### [Exercise directions]
Of the entries below, copy only those lines that contain the word "arrow".

──────── Information provided ────────

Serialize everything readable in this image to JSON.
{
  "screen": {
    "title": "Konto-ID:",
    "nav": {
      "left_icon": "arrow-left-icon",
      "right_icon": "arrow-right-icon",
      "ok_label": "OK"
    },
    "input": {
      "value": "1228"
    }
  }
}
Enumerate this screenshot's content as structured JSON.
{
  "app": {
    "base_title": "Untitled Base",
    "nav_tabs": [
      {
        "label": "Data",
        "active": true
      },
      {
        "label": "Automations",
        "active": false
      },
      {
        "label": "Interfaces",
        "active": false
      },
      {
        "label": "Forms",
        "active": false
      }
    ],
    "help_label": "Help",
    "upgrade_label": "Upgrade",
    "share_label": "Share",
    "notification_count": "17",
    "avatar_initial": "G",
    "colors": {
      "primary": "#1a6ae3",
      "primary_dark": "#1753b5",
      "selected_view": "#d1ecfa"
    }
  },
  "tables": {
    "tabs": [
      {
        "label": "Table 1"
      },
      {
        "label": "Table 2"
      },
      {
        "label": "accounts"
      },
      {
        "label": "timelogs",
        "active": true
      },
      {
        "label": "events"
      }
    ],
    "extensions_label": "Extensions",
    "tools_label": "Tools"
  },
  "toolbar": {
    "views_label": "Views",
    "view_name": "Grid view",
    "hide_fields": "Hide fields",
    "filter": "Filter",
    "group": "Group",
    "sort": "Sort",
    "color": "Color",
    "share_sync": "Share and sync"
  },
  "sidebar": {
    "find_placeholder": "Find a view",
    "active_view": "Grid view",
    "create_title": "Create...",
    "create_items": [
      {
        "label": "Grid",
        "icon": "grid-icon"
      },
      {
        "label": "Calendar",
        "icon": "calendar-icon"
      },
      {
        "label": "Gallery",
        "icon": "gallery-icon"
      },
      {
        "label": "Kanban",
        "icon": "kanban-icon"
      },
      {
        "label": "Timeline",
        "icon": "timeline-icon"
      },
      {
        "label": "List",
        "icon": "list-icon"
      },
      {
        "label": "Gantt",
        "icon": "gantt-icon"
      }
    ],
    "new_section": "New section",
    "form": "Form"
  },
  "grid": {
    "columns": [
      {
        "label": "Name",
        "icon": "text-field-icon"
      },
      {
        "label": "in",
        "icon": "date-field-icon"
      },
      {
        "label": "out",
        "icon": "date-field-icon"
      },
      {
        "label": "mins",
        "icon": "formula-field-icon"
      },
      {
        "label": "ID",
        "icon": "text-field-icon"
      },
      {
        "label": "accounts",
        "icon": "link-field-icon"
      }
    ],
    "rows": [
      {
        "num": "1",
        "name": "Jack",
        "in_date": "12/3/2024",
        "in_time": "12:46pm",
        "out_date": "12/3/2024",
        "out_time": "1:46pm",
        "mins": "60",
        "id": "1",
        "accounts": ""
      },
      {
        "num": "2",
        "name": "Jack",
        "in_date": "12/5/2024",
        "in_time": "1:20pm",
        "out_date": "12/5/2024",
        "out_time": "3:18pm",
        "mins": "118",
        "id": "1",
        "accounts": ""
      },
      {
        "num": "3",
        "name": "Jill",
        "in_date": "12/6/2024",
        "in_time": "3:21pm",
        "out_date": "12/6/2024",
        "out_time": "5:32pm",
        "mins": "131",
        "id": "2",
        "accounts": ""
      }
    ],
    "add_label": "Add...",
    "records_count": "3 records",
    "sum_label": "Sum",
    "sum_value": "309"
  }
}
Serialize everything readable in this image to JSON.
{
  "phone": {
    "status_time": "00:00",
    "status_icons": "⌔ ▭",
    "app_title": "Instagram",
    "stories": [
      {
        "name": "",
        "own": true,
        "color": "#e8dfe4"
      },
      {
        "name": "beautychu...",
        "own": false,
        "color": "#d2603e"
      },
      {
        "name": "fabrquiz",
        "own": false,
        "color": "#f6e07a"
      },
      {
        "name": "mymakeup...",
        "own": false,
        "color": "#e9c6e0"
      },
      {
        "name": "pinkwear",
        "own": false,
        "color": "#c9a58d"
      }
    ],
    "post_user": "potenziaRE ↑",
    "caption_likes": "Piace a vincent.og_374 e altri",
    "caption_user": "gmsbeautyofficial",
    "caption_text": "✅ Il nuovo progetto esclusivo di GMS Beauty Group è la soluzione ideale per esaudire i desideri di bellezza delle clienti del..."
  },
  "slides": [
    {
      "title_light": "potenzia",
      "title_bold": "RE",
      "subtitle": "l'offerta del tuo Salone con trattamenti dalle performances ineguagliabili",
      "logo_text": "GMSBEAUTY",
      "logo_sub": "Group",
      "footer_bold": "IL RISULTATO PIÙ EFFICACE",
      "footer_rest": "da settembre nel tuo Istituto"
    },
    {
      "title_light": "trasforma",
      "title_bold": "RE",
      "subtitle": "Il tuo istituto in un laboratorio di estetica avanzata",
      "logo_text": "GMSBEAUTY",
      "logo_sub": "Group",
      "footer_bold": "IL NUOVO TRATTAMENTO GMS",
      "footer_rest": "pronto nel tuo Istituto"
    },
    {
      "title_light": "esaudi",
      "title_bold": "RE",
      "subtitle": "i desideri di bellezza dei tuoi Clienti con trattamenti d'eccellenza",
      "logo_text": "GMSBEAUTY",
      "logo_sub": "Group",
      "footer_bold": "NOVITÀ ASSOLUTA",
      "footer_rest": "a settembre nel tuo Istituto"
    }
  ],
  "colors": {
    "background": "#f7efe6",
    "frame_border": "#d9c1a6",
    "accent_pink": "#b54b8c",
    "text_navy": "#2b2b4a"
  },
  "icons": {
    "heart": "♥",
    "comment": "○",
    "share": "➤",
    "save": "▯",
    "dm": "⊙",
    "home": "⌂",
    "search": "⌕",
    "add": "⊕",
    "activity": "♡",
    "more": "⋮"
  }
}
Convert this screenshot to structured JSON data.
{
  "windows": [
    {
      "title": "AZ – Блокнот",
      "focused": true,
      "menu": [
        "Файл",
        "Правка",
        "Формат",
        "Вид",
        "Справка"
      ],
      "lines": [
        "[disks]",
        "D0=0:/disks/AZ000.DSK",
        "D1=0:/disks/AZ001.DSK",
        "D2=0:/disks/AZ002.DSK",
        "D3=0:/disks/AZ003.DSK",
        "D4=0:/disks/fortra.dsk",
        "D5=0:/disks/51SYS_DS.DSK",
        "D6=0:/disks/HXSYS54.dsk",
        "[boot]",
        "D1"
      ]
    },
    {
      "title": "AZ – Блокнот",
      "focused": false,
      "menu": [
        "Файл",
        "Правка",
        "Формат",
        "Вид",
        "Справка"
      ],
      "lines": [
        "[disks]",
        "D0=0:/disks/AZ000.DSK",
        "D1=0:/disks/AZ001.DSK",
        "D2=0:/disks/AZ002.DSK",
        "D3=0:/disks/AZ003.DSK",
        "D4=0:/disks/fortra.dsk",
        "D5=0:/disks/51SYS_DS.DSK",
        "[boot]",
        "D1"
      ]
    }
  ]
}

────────

### [Answer area]
      "left_icon": "arrow-left-icon",
      "right_icon": "arrow-right-icon",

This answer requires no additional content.